Roasted Fingerling Potatoes
Oven-roasted fingerling potatoes can be a special holiday side dish, but they're quick enough to enjoy on a weeknight too. The secret to these crispy roasted fingerling potatoes? Getting the baking sheet nice and hot before you spread the potatoes on it.
What Are Fingerling Potatoes?
What do fingerling potatoes and fingers have in common? Their shape! Fingerling potatoes are small, narrow, oval-shaped potatoes about 2-4 inches in length. Unlike new potatoes or baby potatoes, fingerlings are full grown despite their small size. Their skin is tender while their flesh is full-flavored and buttery. They don't need to be peeled, so simply halving them lengthwise is all the prep they need. Fingerlings are in season in late summer and into fall. Because of their tender skin, they don't last as long on the shelf as regular potatoes—only about 2-3 weeks. If you can't find fingerlings, baby Yukon gold potatoes are a good substitute.

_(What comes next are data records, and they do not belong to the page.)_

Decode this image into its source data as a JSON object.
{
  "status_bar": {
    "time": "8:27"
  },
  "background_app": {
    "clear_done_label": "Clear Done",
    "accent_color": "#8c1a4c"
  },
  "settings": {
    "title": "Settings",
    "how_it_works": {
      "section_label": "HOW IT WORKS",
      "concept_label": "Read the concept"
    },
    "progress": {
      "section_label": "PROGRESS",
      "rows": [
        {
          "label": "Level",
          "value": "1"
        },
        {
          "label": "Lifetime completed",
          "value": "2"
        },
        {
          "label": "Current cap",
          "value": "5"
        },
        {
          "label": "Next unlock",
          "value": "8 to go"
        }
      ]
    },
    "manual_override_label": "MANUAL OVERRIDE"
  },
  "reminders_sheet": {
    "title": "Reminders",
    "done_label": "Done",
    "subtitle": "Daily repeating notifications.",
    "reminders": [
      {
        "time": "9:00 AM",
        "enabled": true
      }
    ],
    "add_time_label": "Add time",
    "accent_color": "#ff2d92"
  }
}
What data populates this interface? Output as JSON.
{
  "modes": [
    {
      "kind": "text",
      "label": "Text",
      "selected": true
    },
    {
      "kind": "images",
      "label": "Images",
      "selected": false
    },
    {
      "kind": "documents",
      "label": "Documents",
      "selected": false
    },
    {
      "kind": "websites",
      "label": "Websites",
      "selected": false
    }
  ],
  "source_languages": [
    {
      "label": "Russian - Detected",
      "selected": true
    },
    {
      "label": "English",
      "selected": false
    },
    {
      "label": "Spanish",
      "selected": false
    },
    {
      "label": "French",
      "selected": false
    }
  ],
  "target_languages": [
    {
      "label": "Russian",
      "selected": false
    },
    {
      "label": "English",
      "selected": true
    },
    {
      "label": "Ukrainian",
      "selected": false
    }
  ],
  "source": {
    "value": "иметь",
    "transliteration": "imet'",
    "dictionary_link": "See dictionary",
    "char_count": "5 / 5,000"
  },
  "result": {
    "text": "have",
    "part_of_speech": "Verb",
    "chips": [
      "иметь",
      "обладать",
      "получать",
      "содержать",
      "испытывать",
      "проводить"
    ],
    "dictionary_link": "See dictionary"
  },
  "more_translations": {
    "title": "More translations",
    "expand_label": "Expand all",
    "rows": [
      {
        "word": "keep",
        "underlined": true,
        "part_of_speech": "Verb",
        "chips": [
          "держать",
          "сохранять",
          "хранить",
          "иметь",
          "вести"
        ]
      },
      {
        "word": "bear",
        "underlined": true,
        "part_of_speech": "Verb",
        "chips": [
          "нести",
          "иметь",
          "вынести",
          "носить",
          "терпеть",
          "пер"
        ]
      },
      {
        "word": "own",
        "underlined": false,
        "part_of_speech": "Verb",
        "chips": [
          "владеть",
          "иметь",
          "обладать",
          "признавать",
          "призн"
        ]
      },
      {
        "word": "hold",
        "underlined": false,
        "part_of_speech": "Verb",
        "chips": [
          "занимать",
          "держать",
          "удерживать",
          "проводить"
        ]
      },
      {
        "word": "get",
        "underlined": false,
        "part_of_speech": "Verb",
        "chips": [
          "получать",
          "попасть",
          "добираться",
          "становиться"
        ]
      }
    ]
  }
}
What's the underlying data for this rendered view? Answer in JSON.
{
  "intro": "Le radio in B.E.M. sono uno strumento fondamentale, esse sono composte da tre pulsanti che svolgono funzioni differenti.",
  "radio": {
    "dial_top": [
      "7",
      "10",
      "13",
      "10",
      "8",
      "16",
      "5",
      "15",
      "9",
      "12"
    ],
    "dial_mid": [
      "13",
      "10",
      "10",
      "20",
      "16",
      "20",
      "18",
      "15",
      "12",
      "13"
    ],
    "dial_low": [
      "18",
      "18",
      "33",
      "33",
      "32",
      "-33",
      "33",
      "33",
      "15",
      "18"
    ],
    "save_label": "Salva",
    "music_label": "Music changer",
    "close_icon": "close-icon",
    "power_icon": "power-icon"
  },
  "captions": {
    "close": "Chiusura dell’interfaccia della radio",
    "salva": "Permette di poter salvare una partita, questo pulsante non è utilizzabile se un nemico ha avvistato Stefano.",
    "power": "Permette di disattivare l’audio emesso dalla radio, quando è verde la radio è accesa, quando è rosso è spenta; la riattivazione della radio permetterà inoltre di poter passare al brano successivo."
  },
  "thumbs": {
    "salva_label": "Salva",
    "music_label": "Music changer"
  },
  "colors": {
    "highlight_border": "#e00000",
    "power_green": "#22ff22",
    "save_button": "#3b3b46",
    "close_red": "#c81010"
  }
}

Tips for the Best Roasted Fingerling Potatoes
Preheat Your Baking Sheet
To get nice, crispy potatoes, you'll have to preheat your baking sheet. Just place your baking sheet in the oven before you turn it on. Once your oven comes up to temperature, the baking sheet will be hot enough to add the potatoes. The trick is not to forget you're dealing with a hot pan, so keep an oven mitt at the ready for when it's time to slide everything back in the oven.
Don't Crowd the Pan
Less is more when it comes to roasting. And by less, we mean don't crowd the pan. A crowded pan will steam your potatoes and you won't get that signature crispy, golden skin. Spread the potatoes out in an even layer. It's okay if a few touch, but they shouldn't be lying on top of each other. When you stir them halfway through cooking, make sure you spread them out again so they cook evenly. If you have too many potatoes for the pan, it's best to spread them out onto two baking sheets and rotate the baking sheets' positions in the oven halfway through roasting.
Roast in a Hot Oven
We roast our potatoes in a 450 degree F oven. That's pretty hot but necessary for crispy skin. Preheating that pan jumpstarts the cooking process. That combined with the potatoes' thin shape allows the potatoes just enough time to get a golden brown sear on the outside with a tender, buttery flesh on the inside. Lower oven temperatures take longer to cook and can dry out the potatoes.
Additional reporting by Hilary Meyer
2 fat, 1 1/2 starch